A Pittsburgh nonprofit plans to use a landmark former school in the Hill District to nurture small, start-up businesses in Pittsburgh’s economically depressed neighborhoods.
Christian Evangelistic Economic Development, a Larimer faith-based organization that helps new businesses, will spend $10 million renovating the old Miller Elementary School, Executive Director Rufus Idris said.
“We do a lot of work with immigrants and refugees who come here with business ideas and are willing to stay,” Idris said. “By the time they leave this space they’re strong enough to compete.”
He said the organization has $150,000 to complete design and other work necessary before construction can start. It is seeking federal grants and foundation support to have the building open by 2016.
William J. Gatti Jr., president of Trek Development Group, Downtown, said his company donated the building to the nonprofit because it liked the concept.
Trek purchased the school in 2011 from the Pittsburgh Public Schools for $110,000, according to Allegheny County tax records.
It paid $44,877 in a separate 2012 transaction to buy the school auditorium, which it has since turned into eight apartments. All are rented, Gatti said.
“We want their mission to work and we want a good use for that building,” Gatti said.
Pittsburgh Councilman R. Daniel Lavelle said the project would increase business opportunities in the Hill and preserve a signature neighborhood building.

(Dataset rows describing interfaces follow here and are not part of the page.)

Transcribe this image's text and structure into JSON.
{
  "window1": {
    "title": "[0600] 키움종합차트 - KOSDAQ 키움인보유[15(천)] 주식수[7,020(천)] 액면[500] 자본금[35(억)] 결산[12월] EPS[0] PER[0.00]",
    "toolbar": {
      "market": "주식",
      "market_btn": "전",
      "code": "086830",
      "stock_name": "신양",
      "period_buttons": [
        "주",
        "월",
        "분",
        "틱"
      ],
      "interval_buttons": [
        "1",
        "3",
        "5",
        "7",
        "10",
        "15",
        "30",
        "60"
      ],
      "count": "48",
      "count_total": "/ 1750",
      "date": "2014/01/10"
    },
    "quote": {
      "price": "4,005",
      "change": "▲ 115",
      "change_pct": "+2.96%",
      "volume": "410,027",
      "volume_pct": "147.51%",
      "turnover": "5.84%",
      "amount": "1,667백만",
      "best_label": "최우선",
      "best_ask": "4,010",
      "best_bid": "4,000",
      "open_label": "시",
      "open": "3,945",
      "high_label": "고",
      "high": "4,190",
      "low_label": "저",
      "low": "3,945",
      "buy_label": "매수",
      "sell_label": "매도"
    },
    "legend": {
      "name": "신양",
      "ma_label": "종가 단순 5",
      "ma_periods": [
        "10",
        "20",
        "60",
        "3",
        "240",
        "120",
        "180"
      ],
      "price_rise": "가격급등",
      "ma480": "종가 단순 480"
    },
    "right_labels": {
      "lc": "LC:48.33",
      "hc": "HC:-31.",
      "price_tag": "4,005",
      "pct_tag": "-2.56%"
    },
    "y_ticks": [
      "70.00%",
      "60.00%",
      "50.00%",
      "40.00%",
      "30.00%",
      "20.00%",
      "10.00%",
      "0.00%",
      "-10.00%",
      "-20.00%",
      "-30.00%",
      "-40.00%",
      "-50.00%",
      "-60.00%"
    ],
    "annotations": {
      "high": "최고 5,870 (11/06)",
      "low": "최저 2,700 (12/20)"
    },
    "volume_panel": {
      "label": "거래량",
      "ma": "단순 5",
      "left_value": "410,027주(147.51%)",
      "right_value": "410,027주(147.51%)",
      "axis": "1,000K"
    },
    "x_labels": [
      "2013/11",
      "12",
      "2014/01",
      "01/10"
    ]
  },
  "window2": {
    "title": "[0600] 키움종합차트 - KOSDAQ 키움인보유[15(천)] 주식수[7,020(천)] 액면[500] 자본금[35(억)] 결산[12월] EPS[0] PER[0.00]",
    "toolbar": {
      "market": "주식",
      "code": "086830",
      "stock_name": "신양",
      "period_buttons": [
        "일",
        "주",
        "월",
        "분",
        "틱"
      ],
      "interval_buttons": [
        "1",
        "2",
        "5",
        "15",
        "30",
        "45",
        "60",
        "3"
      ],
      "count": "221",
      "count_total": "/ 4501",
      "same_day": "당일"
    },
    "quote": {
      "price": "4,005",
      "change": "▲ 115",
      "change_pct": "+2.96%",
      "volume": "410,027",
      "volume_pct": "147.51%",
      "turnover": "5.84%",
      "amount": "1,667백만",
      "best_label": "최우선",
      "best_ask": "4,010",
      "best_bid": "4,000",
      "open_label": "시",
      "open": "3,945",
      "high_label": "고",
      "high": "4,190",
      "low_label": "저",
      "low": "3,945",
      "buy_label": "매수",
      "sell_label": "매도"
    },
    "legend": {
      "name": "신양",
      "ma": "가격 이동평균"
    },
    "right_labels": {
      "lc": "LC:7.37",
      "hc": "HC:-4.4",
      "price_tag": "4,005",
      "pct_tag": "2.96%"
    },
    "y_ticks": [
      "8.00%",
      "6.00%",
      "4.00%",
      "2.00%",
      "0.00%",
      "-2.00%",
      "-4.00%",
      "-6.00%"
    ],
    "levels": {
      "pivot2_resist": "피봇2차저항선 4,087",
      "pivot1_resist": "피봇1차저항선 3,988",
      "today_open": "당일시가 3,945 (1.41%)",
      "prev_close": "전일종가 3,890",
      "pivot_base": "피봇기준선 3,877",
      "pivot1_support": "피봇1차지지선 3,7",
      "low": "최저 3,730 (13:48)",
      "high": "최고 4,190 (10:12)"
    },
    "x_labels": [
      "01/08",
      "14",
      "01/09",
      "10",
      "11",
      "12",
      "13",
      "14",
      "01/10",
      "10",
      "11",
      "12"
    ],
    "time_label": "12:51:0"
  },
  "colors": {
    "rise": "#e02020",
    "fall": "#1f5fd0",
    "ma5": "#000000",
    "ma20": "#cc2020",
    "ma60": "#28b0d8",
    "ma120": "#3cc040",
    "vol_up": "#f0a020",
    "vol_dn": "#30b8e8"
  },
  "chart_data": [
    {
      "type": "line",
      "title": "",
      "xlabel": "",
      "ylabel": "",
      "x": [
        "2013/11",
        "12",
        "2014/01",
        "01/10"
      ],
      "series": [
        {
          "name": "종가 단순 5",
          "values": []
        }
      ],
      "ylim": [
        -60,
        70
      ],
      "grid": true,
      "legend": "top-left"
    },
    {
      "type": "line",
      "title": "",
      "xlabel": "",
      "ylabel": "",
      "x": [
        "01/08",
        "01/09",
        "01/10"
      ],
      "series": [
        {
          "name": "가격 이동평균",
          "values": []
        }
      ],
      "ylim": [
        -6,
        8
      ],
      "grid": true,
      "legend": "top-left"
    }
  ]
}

Built in 1906 — the gym and auditorium were added in 1939 — the school was one of the first in Pittsburgh to educate black children. Pittsburgh Public Schools closed Miller in a cost-cutting move after the 2005-06 school year. The school’s curriculum during its final years focused on African culture.
“It holds a great significance for many who live in the Lower Hill,” Lavelle said. “When it closed the last thing the community wanted was to see it become an abandoned building.”
Plans call for a mix of office, community and light manufacturing space, which businesses can rent for up to two years at market rates. Anyone can apply, but the nonprofit will give priority to minorities and clients who qualify for rent subsidies, Idris said. The organization will offer loans to be used as start-up capital when businesses leave.
The nonprofit plans a large day-care center for the basement, commercial kitchen, fabric shop, laboratory for manufacturing cosmetics and body care products, and space where immigrant groups can hold social functions.
Carl Redwood, co-director of the Hill District Consensus Group, said residents are supportive.
“It would be advantageous to the community in many ways,” he said.
Bob Bauder is a staff writer for Trib Total Media. He can be reached at 412-765-2312 or [email protected].